  • Fair: The land bank must turn over vacant lots and buildings to people and organizations that want to create affordable and accessible housing, businesses that create jobs for residents, and spaces for community food productions
  • Transparent: The Land Bank must provide notice of who gets land, for what price, and for what use.
  • Accountable: The Land Bank board must have at least four community representatives.


  • Now that Philadelphia has a Land Bank We Can Trust, we need to make sure that legislation turns into the Land Bank we worked so hard to create by keeping it accountable to communities.  Click here to get involved.


A Land Bank is a public entity that converts vacant, abandoned, and tax delinquent properties into productive use, allowing communities to reclaim, reinvest in and rebuild their neighborhoods. A Philadelphia Land Bank will:

  1. Get Us Land We Can’t Get Now – Right now the city can choose to sell its land to the highest bidder. But if it put that land in a Land Bank, the Land Bank could decide to sell it, or give it away, based on what the buyer wants to do with it. It would allow residents and neighborhoods who are most directly affected by new real estate development help determine their community’s path for growth and development.
  2. Protect Us for the Long Haul - A Land Bank is insulated from political changes while mayors and city council members come and go.
  3. Give Us a Say in the Decisions – The Land Bank would be governed by a Board of Directors. State law says the board must include at least one resident and one member of a community group, and we have successfully advocated for even more seats on the board.
  4. Have the Money to Get Things Done – The Land Bank can issue bonds allowing it to raise money to clean blighted properties, and even to buy privately-owned blighted land for larger projects.
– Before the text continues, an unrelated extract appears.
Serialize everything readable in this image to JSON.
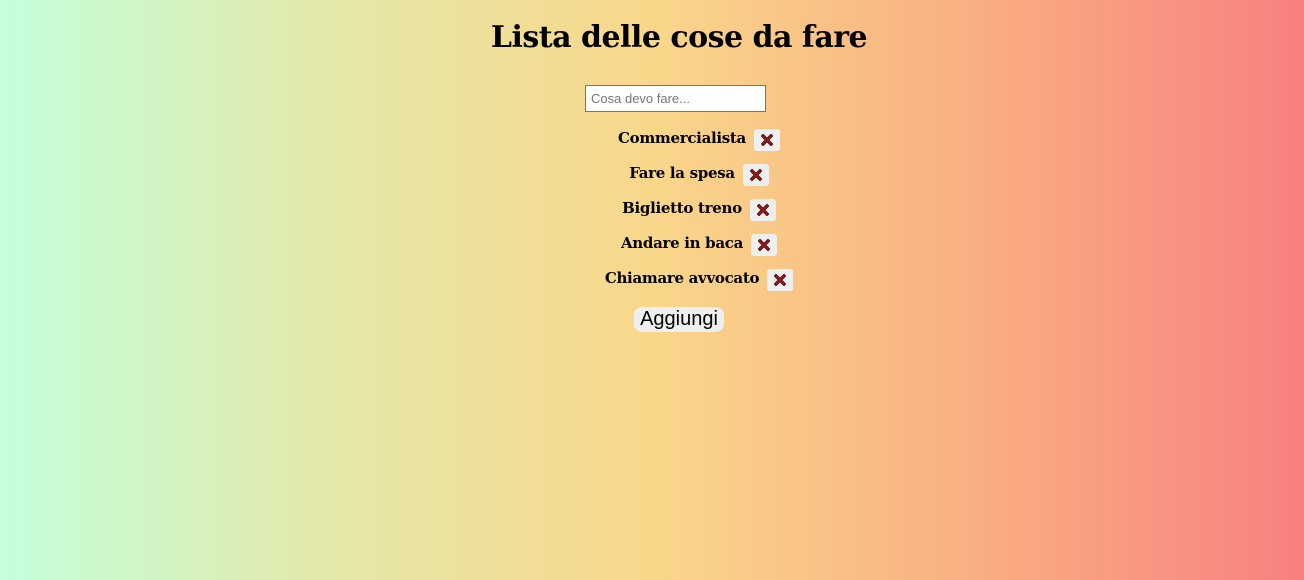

We believe that in order to be successful, a land bank needs to partner with strong community organizations. That is why we are also working to support the creation of neighborhood-based community land trusts in Philadelphia. More than 200 communities across the country have land trusts, including neighborhoods in  Chicago, Washington DC, San Francisco and Boston. These land trusts have helped create more than 10,000 affordable homes; they also hold land for community centers, gardens and local businesses. Land trusts, which would receive land from a Philadelphia Land Bank, would help Philadelphia neighborhoods by offering:
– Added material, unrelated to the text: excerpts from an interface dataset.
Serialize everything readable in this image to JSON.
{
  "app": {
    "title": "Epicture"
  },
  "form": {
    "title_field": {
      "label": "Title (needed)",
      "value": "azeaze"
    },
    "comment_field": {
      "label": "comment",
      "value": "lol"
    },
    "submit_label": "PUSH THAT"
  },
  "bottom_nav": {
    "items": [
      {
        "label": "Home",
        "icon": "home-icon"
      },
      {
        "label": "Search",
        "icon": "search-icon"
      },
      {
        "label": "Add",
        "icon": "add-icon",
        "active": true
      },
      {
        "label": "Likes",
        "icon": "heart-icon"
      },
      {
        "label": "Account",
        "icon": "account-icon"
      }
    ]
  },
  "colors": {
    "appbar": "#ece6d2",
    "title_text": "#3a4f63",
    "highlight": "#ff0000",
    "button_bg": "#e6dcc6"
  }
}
  1. Permanent Affordability – When the housing market gets hot and prices go up, land trusts maintain a supply of affordable housing. And because the land is owned by a community organization, it won’t be sold for projects that create nuisances or price people out of neighborhoods.
  2. Local Decision-Making – Land trusts allow a wide variety of people from the community – residents, business owners, community groups – to have a role in making decisions about how the land will be used. Communities decide whether land should be used for housing, parks, businesses or other priorities.
  3. Help for Homeowners, Renters and Local Businesses – Because it owns the land, a land trust can offer lower prices for people struggling to buy a home or find affordable rentals, and for businesses and community services that need a place to locate.